Work to be completed |
An exact copy of every record is needed, with all pictures omitted.

Material shown |
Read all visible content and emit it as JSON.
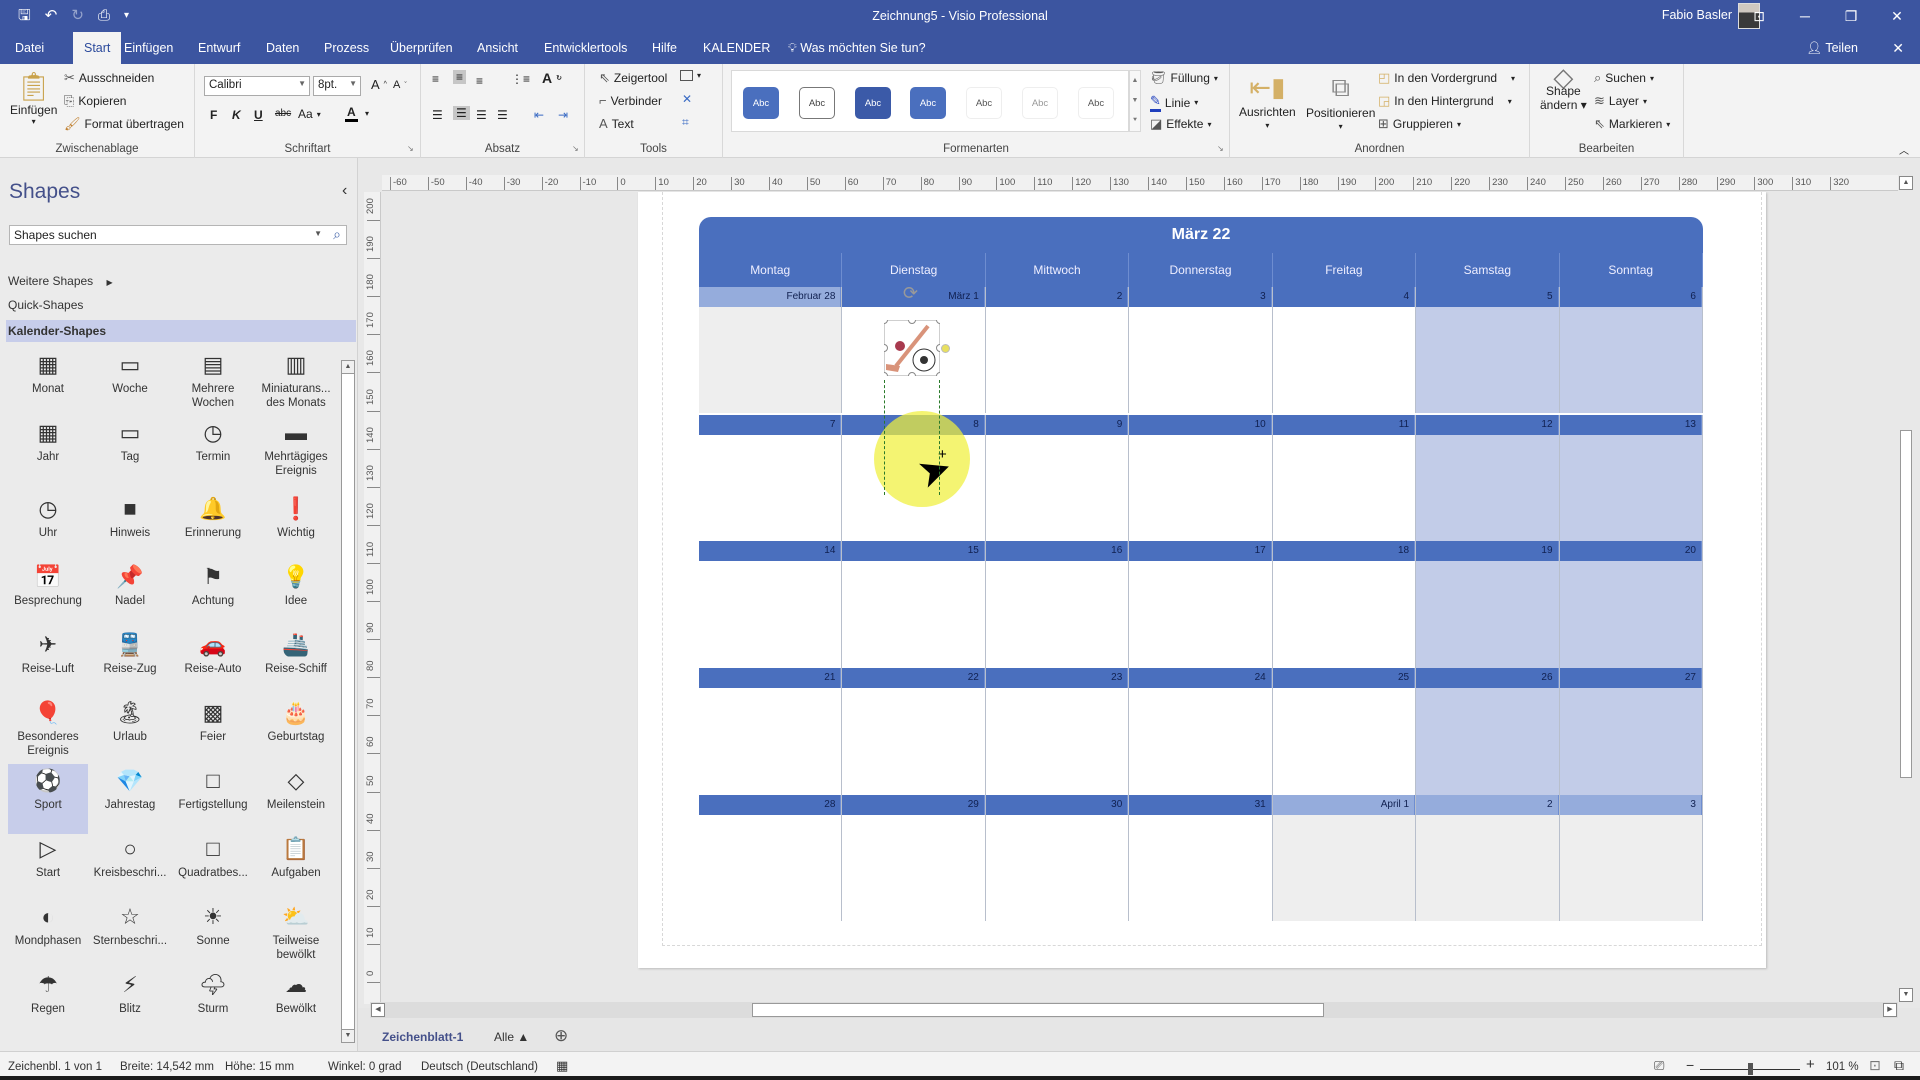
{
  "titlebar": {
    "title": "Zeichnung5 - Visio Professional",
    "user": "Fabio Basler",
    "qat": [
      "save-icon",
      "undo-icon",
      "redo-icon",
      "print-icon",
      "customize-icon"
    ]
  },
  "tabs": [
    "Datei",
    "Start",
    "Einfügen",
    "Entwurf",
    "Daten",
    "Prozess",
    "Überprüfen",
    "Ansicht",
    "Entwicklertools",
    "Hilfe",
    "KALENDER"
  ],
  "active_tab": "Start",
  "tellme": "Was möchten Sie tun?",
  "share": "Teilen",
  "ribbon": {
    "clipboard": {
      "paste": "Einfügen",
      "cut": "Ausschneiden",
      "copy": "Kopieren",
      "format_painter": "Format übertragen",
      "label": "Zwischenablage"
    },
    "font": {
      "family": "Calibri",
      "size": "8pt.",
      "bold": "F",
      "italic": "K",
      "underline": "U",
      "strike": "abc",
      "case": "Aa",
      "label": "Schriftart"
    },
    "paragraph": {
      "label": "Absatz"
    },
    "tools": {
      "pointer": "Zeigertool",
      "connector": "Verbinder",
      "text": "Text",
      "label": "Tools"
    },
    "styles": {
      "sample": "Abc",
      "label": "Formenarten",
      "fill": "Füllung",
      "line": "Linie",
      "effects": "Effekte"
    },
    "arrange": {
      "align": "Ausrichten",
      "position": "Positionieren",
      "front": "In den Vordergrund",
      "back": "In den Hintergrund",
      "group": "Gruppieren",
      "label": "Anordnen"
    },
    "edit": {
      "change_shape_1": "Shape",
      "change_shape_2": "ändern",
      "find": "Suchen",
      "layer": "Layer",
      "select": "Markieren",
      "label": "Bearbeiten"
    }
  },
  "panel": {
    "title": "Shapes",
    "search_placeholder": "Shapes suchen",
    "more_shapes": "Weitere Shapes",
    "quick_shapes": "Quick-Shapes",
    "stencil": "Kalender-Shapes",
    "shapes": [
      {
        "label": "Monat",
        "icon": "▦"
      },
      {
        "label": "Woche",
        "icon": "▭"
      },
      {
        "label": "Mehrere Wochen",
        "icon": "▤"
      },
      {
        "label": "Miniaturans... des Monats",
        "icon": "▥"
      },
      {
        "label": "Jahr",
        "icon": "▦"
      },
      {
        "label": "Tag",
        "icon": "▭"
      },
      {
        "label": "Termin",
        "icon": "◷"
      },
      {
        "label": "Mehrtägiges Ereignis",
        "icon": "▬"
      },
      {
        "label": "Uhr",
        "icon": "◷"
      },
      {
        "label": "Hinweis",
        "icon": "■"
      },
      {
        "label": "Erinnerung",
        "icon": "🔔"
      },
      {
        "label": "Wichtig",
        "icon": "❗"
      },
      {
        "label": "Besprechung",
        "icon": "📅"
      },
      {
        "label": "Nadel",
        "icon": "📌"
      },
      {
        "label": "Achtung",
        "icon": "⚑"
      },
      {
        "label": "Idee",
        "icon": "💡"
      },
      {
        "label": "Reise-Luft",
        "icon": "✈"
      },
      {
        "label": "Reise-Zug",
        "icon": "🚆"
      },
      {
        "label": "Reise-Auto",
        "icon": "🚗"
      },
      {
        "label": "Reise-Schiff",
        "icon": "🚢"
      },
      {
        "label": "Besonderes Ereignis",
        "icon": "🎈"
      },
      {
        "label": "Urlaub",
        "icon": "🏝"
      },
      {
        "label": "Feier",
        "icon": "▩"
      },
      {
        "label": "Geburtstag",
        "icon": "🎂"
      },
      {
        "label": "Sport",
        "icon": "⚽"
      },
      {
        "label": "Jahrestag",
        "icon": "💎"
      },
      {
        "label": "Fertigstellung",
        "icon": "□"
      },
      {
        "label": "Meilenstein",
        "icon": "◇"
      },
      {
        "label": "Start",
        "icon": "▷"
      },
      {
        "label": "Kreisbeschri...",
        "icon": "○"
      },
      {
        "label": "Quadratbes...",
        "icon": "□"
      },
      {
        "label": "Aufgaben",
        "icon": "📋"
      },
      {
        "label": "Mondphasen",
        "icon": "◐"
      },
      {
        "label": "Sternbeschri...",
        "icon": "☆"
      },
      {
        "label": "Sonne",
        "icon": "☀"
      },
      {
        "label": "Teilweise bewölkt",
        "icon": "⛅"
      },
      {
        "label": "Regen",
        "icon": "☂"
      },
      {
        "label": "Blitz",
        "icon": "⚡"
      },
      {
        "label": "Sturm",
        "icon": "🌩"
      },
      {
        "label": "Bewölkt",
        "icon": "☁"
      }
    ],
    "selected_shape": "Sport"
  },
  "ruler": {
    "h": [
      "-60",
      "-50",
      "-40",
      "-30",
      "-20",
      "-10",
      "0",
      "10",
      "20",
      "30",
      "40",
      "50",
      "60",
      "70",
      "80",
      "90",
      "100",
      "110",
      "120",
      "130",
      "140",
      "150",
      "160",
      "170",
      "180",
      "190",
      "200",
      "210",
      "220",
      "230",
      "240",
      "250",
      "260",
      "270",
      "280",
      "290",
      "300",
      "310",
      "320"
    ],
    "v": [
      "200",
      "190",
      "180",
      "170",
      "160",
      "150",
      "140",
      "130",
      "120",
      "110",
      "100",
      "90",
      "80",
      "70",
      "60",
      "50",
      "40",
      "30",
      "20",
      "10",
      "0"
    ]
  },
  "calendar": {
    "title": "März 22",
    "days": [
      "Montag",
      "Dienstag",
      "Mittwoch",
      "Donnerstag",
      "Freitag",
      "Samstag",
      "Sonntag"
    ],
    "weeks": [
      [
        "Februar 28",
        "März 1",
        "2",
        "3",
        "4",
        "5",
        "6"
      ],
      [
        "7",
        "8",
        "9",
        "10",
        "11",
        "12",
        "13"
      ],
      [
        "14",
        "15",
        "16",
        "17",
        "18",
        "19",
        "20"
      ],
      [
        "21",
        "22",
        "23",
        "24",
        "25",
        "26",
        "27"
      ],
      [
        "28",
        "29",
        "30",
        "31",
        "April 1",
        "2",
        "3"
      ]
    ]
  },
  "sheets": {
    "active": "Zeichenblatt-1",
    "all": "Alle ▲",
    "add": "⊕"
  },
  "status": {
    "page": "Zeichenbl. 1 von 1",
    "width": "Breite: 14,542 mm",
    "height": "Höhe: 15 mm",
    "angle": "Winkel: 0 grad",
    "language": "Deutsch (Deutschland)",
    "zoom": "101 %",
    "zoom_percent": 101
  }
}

Expected answer |
Read all visible content and emit it as JSON.
{
  "titlebar": {
    "title": "Zeichnung5 - Visio Professional",
    "user": "Fabio Basler",
    "qat": [
      "save-icon",
      "undo-icon",
      "redo-icon",
      "print-icon",
      "customize-icon"
    ]
  },
  "tabs": [
    "Datei",
    "Start",
    "Einfügen",
    "Entwurf",
    "Daten",
    "Prozess",
    "Überprüfen",
    "Ansicht",
    "Entwicklertools",
    "Hilfe",
    "KALENDER"
  ],
  "active_tab": "Start",
  "tellme": "Was möchten Sie tun?",
  "share": "Teilen",
  "ribbon": {
    "clipboard": {
      "paste": "Einfügen",
      "cut": "Ausschneiden",
      "copy": "Kopieren",
      "format_painter": "Format übertragen",
      "label": "Zwischenablage"
    },
    "font": {
      "family": "Calibri",
      "size": "8pt.",
      "bold": "F",
      "italic": "K",
      "underline": "U",
      "strike": "abc",
      "case": "Aa",
      "label": "Schriftart"
    },
    "paragraph": {
      "label": "Absatz"
    },
    "tools": {
      "pointer": "Zeigertool",
      "connector": "Verbinder",
      "text": "Text",
      "label": "Tools"
    },
    "styles": {
      "sample": "Abc",
      "label": "Formenarten",
      "fill": "Füllung",
      "line": "Linie",
      "effects": "Effekte"
    },
    "arrange": {
      "align": "Ausrichten",
      "position": "Positionieren",
      "front": "In den Vordergrund",
      "back": "In den Hintergrund",
      "group": "Gruppieren",
      "label": "Anordnen"
    },
    "edit": {
      "change_shape_1": "Shape",
      "change_shape_2": "ändern",
      "find": "Suchen",
      "layer": "Layer",
      "select": "Markieren",
      "label": "Bearbeiten"
    }
  },
  "panel": {
    "title": "Shapes",
    "search_placeholder": "Shapes suchen",
    "more_shapes": "Weitere Shapes",
    "quick_shapes": "Quick-Shapes",
    "stencil": "Kalender-Shapes",
    "shapes": [
      {
        "label": "Monat",
        "icon": "▦"
      },
      {
        "label": "Woche",
        "icon": "▭"
      },
      {
        "label": "Mehrere Wochen",
        "icon": "▤"
      },
      {
        "label": "Miniaturans... des Monats",
        "icon": "▥"
      },
      {
        "label": "Jahr",
        "icon": "▦"
      },
      {
        "label": "Tag",
        "icon": "▭"
      },
      {
        "label": "Termin",
        "icon": "◷"
      },
      {
        "label": "Mehrtägiges Ereignis",
        "icon": "▬"
      },
      {
        "label": "Uhr",
        "icon": "◷"
      },
      {
        "label": "Hinweis",
        "icon": "■"
      },
      {
        "label": "Erinnerung",
        "icon": "🔔"
      },
      {
        "label": "Wichtig",
        "icon": "❗"
      },
      {
        "label": "Besprechung",
        "icon": "📅"
      },
      {
        "label": "Nadel",
        "icon": "📌"
      },
      {
        "label": "Achtung",
        "icon": "⚑"
      },
      {
        "label": "Idee",
        "icon": "💡"
      },
      {
        "label": "Reise-Luft",
        "icon": "✈"
      },
      {
        "label": "Reise-Zug",
        "icon": "🚆"
      },
      {
        "label": "Reise-Auto",
        "icon": "🚗"
      },
      {
        "label": "Reise-Schiff",
        "icon": "🚢"
      },
      {
        "label": "Besonderes Ereignis",
        "icon": "🎈"
      },
      {
        "label": "Urlaub",
        "icon": "🏝"
      },
      {
        "label": "Feier",
        "icon": "▩"
      },
      {
        "label": "Geburtstag",
        "icon": "🎂"
      },
      {
        "label": "Sport",
        "icon": "⚽"
      },
      {
        "label": "Jahrestag",
        "icon": "💎"
      },
      {
        "label": "Fertigstellung",
        "icon": "□"
      },
      {
        "label": "Meilenstein",
        "icon": "◇"
      },
      {
        "label": "Start",
        "icon": "▷"
      },
      {
        "label": "Kreisbeschri...",
        "icon": "○"
      },
      {
        "label": "Quadratbes...",
        "icon": "□"
      },
      {
        "label": "Aufgaben",
        "icon": "📋"
      },
      {
        "label": "Mondphasen",
        "icon": "◐"
      },
      {
        "label": "Sternbeschri...",
        "icon": "☆"
      },
      {
        "label": "Sonne",
        "icon": "☀"
      },
      {
        "label": "Teilweise bewölkt",
        "icon": "⛅"
      },
      {
        "label": "Regen",
        "icon": "☂"
      },
      {
        "label": "Blitz",
        "icon": "⚡"
      },
      {
        "label": "Sturm",
        "icon": "🌩"
      },
      {
        "label": "Bewölkt",
        "icon": "☁"
      }
    ],
    "selected_shape": "Sport"
  },
  "ruler": {
    "h": [
      "-60",
      "-50",
      "-40",
      "-30",
      "-20",
      "-10",
      "0",
      "10",
      "20",
      "30",
      "40",
      "50",
      "60",
      "70",
      "80",
      "90",
      "100",
      "110",
      "120",
      "130",
      "140",
      "150",
      "160",
      "170",
      "180",
      "190",
      "200",
      "210",
      "220",
      "230",
      "240",
      "250",
      "260",
      "270",
      "280",
      "290",
      "300",
      "310",
      "320"
    ],
    "v": [
      "200",
      "190",
      "180",
      "170",
      "160",
      "150",
      "140",
      "130",
      "120",
      "110",
      "100",
      "90",
      "80",
      "70",
      "60",
      "50",
      "40",
      "30",
      "20",
      "10",
      "0"
    ]
  },
  "calendar": {
    "title": "März 22",
    "days": [
      "Montag",
      "Dienstag",
      "Mittwoch",
      "Donnerstag",
      "Freitag",
      "Samstag",
      "Sonntag"
    ],
    "weeks": [
      [
        "Februar 28",
        "März 1",
        "2",
        "3",
        "4",
        "5",
        "6"
      ],
      [
        "7",
        "8",
        "9",
        "10",
        "11",
        "12",
        "13"
      ],
      [
        "14",
        "15",
        "16",
        "17",
        "18",
        "19",
        "20"
      ],
      [
        "21",
        "22",
        "23",
        "24",
        "25",
        "26",
        "27"
      ],
      [
        "28",
        "29",
        "30",
        "31",
        "April 1",
        "2",
        "3"
      ]
    ]
  },
  "sheets": {
    "active": "Zeichenblatt-1",
    "all": "Alle ▲",
    "add": "⊕"
  },
  "status": {
    "page": "Zeichenbl. 1 von 1",
    "width": "Breite: 14,542 mm",
    "height": "Höhe: 15 mm",
    "angle": "Winkel: 0 grad",
    "language": "Deutsch (Deutschland)",
    "zoom": "101 %",
    "zoom_percent": 101
  }
}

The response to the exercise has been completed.